* [Problem]:
Only a number is expected here: the count of lines in this data where "checked" occurs.

[Entries from a dataset of interfaces]
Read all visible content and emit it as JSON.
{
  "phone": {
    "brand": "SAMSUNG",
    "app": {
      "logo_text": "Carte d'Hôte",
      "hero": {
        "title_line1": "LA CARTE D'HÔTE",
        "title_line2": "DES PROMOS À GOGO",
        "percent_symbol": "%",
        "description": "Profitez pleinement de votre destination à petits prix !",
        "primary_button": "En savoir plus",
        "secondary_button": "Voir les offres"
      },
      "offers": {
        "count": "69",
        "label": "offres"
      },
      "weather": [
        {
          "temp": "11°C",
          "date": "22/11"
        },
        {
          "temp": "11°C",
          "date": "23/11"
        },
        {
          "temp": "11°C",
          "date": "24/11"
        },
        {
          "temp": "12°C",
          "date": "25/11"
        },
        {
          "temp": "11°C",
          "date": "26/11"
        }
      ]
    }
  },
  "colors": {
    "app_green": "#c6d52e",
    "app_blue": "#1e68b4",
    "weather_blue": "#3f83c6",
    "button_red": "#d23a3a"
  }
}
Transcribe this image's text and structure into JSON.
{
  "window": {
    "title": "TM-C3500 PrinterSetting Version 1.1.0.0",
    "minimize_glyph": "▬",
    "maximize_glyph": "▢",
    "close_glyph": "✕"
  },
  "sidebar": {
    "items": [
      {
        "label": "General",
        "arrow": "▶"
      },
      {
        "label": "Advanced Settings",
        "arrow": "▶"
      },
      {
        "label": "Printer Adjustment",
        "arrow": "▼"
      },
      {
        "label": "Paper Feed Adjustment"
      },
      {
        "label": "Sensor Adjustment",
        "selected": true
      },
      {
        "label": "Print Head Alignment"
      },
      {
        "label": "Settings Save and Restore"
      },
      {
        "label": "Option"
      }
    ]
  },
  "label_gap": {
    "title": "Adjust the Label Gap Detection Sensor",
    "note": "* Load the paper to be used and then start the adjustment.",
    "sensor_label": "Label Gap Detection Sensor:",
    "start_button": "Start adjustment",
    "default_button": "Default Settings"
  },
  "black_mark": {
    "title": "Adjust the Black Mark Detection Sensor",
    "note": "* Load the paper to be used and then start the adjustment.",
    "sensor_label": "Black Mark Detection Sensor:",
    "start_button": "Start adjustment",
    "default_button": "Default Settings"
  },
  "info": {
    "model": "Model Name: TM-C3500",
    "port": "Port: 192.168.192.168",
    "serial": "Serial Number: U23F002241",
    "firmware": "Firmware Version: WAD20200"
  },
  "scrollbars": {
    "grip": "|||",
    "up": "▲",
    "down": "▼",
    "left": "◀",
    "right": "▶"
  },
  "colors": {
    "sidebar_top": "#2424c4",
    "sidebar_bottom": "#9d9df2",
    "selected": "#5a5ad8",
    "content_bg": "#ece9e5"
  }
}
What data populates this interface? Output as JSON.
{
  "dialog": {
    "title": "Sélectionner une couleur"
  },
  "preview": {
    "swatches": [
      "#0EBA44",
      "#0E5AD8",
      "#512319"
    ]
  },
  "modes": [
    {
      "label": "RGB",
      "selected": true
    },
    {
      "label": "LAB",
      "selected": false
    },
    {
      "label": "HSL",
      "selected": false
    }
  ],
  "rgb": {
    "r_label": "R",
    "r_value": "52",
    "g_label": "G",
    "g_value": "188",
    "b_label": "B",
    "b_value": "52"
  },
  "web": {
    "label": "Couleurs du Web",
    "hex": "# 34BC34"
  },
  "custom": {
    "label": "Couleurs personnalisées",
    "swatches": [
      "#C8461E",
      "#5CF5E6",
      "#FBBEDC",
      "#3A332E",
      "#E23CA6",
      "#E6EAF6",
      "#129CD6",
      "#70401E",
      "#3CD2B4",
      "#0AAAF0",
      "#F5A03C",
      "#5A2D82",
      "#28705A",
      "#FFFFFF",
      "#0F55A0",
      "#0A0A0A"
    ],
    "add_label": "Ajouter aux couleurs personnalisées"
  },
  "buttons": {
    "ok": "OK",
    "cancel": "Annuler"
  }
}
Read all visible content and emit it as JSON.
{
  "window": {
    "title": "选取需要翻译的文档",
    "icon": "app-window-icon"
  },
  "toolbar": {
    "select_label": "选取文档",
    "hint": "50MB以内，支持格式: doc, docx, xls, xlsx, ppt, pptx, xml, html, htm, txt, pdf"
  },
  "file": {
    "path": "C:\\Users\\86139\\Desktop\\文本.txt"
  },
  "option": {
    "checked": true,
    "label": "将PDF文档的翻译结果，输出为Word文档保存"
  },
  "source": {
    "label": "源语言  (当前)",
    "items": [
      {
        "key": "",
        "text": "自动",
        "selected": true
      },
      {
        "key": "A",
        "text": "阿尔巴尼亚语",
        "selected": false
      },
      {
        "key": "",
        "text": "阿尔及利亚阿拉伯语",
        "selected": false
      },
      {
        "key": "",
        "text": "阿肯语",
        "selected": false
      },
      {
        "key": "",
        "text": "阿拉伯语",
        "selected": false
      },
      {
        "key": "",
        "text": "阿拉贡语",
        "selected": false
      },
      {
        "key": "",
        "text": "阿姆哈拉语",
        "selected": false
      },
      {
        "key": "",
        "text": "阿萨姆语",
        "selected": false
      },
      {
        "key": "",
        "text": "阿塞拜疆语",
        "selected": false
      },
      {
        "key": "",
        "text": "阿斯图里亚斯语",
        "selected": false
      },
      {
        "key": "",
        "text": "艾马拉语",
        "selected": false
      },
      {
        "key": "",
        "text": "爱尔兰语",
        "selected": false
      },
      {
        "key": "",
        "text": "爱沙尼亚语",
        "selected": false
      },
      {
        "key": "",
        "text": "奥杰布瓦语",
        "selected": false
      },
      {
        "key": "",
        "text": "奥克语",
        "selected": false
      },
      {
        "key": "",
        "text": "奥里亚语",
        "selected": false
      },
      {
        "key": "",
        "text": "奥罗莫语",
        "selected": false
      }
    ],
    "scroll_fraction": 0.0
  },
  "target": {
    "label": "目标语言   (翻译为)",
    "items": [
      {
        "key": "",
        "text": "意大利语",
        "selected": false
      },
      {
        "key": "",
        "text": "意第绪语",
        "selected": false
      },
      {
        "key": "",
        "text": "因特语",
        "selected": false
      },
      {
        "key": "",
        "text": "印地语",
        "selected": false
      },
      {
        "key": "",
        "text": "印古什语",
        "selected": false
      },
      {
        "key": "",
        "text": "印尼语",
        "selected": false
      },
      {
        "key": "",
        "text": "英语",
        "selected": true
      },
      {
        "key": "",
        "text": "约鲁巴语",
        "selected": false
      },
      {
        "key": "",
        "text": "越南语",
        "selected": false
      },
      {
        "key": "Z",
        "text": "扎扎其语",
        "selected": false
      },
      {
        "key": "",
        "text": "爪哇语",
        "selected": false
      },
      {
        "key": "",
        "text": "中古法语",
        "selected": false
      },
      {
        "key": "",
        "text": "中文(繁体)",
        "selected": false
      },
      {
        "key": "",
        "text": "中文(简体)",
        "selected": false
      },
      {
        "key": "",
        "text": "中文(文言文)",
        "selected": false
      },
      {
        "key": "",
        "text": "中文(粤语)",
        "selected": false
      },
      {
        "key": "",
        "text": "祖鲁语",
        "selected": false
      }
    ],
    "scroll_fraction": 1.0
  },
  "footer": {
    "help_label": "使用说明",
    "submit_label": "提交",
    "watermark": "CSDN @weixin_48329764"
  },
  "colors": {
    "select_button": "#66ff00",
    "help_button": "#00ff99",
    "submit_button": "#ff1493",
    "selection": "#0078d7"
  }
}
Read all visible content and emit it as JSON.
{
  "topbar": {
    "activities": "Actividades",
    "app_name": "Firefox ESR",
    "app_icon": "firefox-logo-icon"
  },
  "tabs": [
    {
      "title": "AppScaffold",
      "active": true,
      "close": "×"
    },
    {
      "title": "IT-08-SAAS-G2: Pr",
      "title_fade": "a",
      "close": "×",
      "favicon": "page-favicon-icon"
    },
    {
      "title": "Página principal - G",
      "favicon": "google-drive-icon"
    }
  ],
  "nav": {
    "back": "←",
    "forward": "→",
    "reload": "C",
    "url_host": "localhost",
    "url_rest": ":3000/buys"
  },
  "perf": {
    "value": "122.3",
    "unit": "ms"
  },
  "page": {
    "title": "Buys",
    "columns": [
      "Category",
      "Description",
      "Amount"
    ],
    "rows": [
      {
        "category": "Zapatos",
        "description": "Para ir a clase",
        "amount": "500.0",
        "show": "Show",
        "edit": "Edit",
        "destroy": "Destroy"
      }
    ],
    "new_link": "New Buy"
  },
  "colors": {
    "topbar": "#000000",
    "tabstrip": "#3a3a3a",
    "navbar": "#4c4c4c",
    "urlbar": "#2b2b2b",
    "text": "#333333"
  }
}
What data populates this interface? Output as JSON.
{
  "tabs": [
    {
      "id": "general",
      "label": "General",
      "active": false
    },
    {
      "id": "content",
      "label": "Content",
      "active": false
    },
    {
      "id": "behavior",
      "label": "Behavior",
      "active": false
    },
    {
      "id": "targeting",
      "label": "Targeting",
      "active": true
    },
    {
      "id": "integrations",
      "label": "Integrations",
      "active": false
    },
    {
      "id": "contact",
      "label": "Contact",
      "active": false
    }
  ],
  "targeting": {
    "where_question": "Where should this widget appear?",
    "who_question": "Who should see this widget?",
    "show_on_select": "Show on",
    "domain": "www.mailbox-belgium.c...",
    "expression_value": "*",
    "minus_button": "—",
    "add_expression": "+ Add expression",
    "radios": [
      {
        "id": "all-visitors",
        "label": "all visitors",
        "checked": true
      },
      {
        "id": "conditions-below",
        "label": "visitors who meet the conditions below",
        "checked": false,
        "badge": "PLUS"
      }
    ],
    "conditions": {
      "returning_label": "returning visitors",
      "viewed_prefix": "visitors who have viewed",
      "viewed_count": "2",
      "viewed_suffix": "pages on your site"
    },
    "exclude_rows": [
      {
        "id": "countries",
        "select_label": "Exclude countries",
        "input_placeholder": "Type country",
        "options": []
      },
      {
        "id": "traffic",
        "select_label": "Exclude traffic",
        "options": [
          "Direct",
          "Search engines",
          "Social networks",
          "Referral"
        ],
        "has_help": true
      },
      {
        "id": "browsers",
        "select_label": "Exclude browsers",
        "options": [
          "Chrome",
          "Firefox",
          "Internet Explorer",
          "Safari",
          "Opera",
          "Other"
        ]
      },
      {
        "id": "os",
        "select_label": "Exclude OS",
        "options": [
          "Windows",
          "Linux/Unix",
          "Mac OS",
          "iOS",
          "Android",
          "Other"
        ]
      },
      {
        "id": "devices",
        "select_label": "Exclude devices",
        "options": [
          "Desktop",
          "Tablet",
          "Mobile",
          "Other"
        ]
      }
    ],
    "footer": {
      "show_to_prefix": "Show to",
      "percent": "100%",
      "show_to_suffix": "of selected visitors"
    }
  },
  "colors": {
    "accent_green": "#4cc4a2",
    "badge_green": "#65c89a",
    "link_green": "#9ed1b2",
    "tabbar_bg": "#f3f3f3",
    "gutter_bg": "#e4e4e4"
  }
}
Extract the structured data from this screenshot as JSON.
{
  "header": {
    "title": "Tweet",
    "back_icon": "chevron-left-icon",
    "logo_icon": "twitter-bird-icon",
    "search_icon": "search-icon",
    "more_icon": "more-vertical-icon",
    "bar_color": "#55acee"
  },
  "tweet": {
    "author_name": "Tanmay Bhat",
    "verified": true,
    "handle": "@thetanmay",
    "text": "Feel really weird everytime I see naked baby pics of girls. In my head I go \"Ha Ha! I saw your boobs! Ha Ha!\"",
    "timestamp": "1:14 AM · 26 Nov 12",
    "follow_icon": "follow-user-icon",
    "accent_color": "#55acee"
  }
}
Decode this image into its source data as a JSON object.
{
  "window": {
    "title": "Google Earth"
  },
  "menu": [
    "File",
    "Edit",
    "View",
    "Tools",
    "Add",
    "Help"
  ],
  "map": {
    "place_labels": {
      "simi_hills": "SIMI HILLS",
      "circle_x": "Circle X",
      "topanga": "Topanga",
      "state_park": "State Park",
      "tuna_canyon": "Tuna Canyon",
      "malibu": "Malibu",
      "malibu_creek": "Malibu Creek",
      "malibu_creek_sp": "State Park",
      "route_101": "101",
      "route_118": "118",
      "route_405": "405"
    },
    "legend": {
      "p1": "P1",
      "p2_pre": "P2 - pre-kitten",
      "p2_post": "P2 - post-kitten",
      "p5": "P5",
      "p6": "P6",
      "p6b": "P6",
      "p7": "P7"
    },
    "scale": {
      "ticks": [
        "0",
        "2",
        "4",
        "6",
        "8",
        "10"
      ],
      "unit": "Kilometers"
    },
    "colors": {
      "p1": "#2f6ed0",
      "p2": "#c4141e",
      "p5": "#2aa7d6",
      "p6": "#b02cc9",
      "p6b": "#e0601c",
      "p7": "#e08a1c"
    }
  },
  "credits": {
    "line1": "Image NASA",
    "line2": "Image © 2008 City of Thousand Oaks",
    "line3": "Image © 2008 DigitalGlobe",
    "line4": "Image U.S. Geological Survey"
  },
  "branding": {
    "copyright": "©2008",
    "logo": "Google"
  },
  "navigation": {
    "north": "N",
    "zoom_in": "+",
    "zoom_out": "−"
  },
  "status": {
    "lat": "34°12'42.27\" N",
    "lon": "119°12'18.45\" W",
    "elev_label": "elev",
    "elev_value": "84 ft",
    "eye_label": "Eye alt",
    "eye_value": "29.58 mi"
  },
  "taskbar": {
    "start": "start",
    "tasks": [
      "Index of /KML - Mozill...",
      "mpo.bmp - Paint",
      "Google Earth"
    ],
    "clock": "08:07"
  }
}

* [Exercise output]:
3